Novel ways to assess the density and distribution of sugarbag bees

A project undertaken at the School of Life and Environmental Sciences, The University of Sydney, and supervised by Dr Ros Gloag and Prof Ben Oldroyd


Many seed, vegetable and fruit crops depend on pollination by bees. The security of these food crops rests predominantly with managed and feral populations of a single bee species: the honey bee. Global instability in honey bee populations, however, have lead to calls to better enlist some of the world’s other bee species as alternative crop pollinators. Stingless bees (Meliponini) are top candidates for this role: like honey bees, they live in colonies comprising a queen and many workers, pollinate diverse plants and produce honey. They have a large native distribution spanning the global tropics and subtropics, including Australia, and are proposed pollinators of key fruit crops grown in these regions. Their pollination services can be exploited simply by encouraging their presence in relevant orchards. Furthermore, knowledge of how to maintain these bees in agricultural landscapes will have knock-on benefits for their conservation in the wild, where they provide key ecosystems services. 

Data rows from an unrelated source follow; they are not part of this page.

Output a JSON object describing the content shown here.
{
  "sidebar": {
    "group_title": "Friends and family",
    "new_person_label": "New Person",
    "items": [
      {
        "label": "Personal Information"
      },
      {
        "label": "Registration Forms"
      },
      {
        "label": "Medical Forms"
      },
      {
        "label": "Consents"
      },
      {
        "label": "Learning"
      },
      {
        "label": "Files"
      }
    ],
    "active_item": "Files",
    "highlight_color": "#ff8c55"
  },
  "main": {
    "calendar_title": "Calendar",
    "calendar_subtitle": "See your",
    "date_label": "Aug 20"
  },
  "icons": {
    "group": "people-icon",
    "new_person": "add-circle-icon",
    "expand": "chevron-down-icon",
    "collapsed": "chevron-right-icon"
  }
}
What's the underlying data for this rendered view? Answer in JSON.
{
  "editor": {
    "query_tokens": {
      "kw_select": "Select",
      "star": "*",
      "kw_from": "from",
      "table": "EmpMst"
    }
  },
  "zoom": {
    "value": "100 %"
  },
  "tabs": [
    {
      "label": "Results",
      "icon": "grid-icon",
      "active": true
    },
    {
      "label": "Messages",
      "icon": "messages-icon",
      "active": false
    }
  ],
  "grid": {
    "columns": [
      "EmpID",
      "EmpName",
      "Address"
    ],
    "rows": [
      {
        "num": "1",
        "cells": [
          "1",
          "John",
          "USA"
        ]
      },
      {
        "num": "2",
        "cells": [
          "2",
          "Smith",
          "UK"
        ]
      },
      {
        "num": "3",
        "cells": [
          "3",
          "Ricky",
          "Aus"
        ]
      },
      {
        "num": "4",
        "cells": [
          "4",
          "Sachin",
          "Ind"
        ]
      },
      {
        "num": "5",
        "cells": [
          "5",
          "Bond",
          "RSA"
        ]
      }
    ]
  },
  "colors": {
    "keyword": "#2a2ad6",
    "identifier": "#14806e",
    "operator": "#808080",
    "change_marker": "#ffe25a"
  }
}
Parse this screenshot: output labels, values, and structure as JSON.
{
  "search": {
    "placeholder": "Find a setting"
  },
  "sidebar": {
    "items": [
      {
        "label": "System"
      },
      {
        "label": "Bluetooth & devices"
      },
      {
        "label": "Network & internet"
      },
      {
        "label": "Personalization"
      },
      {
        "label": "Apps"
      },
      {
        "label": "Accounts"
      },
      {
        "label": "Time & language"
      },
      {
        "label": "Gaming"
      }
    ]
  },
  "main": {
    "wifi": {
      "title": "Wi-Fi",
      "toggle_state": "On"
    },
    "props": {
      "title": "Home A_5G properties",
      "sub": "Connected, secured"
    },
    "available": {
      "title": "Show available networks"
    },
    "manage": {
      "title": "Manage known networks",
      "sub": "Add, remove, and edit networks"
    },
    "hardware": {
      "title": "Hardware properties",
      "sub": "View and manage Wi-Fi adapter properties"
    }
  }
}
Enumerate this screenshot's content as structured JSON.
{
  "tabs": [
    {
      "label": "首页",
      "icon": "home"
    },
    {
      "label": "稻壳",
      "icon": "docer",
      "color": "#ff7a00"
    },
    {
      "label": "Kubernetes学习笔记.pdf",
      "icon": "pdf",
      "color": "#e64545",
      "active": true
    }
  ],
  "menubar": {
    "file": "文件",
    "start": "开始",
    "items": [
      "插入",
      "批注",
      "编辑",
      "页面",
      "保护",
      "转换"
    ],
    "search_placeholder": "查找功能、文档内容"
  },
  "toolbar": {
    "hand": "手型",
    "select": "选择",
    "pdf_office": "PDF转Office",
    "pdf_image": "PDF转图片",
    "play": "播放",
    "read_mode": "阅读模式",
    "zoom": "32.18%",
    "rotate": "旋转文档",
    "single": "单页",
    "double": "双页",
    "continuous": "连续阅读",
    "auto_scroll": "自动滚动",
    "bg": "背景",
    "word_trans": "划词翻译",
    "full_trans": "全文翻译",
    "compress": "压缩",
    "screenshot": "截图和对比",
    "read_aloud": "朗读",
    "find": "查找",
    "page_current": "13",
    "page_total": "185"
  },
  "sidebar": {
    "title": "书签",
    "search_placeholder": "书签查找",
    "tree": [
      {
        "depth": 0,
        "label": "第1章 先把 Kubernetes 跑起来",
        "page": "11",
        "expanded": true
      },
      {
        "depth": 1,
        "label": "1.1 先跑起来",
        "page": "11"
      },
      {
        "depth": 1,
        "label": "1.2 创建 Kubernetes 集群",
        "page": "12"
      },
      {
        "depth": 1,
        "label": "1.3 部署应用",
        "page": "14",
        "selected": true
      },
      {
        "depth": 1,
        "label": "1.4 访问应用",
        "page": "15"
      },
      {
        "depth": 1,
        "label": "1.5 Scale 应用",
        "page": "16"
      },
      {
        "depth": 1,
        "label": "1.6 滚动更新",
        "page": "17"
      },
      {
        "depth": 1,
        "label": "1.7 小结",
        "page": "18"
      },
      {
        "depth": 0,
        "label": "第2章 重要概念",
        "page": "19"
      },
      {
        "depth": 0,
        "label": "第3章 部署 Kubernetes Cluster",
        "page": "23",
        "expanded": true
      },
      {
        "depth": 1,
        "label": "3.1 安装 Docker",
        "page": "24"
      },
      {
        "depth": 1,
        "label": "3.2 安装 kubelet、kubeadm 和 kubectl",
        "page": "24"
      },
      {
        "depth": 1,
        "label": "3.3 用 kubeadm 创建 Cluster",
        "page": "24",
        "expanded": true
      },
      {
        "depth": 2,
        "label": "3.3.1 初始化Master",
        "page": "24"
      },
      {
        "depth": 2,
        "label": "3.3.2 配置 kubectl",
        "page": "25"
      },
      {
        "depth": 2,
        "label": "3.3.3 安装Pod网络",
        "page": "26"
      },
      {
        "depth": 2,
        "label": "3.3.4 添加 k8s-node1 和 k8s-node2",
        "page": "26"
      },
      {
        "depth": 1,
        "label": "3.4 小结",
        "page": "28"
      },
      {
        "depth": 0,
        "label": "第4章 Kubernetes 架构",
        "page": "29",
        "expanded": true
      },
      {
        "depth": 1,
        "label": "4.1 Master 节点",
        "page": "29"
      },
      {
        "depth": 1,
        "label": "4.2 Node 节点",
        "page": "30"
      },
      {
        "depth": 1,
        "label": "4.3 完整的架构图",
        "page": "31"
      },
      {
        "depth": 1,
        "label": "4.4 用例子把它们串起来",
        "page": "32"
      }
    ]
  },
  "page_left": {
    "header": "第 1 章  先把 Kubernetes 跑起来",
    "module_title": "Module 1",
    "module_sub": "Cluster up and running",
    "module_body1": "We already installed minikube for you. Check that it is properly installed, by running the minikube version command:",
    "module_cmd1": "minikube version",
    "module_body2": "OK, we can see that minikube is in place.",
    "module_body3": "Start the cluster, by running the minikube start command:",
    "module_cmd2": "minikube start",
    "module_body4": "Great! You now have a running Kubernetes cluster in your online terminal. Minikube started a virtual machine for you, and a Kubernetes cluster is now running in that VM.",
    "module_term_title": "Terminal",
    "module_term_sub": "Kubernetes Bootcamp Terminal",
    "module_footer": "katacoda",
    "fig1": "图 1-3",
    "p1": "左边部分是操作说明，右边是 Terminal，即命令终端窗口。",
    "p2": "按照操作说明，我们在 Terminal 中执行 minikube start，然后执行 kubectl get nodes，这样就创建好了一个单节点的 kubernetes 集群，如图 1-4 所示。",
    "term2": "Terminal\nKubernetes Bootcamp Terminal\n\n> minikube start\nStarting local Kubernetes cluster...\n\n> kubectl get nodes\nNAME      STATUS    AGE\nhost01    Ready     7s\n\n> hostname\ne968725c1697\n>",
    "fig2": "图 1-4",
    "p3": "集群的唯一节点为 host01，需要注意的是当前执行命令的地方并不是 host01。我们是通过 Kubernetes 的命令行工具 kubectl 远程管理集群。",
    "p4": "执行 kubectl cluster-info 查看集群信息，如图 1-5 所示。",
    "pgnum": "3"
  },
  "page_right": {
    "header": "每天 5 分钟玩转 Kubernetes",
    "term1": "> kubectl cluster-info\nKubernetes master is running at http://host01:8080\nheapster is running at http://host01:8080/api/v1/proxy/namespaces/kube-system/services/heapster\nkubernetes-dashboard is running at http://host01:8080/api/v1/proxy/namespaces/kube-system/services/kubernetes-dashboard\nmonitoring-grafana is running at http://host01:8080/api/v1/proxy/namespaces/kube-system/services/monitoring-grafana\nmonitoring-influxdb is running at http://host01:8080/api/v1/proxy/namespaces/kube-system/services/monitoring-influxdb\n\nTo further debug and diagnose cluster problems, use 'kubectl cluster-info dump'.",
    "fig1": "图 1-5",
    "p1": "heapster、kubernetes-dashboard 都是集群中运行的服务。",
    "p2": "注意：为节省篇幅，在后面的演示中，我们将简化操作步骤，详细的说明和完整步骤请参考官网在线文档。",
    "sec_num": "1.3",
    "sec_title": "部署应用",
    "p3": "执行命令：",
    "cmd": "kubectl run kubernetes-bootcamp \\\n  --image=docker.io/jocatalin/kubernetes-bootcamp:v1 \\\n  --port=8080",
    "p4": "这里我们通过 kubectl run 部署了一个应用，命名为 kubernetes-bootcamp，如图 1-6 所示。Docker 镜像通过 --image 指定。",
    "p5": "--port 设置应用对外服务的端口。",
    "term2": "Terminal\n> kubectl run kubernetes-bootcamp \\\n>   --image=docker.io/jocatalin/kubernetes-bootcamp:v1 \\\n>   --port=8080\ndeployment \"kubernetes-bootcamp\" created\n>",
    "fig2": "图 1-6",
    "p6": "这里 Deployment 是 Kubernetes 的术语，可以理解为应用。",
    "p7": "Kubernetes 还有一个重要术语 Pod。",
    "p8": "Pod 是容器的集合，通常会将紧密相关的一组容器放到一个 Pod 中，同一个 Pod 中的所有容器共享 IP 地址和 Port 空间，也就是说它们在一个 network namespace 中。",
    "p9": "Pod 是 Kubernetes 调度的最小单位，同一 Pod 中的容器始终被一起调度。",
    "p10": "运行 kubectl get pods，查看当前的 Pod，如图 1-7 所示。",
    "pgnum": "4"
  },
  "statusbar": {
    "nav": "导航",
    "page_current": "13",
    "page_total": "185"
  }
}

A critical first step is to develop a tool for estimating the density and distribution of stingless bee populations. Most social bees nest in trees and other cavities, which makes them cryptic and challenging to survey by traditional means. This problem has been overcome in honey bees via a protocol that exploits the bees’ reproductive biology. Male bees (drones) gather in large numbers at mating aggregations awaiting queens. If the typical distance that drones travel from their natal nests to an aggregation is known, then these drones can be sampled, genotyped, assigned to colonies, and thus used to estimate the number of colonies in the catchment area.

Outcomes of the project:
  1. Development of a protocol for estimating colony density of the Australian stingless bee Tetragonula carbonaria at landscape scales, based on collections of males from mating aggregations.
  2. Estimates of population densities of a stingless bee, Tetragonula carbonaria, in agricultural landscapes in Northern NSW and Southern Queensland that will help inform future efforts to increase stingless bee abundance in target areas for crop pollination.
  3. New knowledge of the fascinating reproductive biology and ecology of T. carbonaria that will contribute to management of this species.

University of Sydney PhD candidate Francisco Bueno will continue this research over the next two years, refining ways to estimate wild stingless bee colony densities via a better understanding of male stingless bee behavior.

Figure 1. The entrance of a natural nest of the stingless bee, T. carbonaria (photo: R. Stephens).

Figure 2. The nest structure of T. carbonaria (photo: R. Gloag).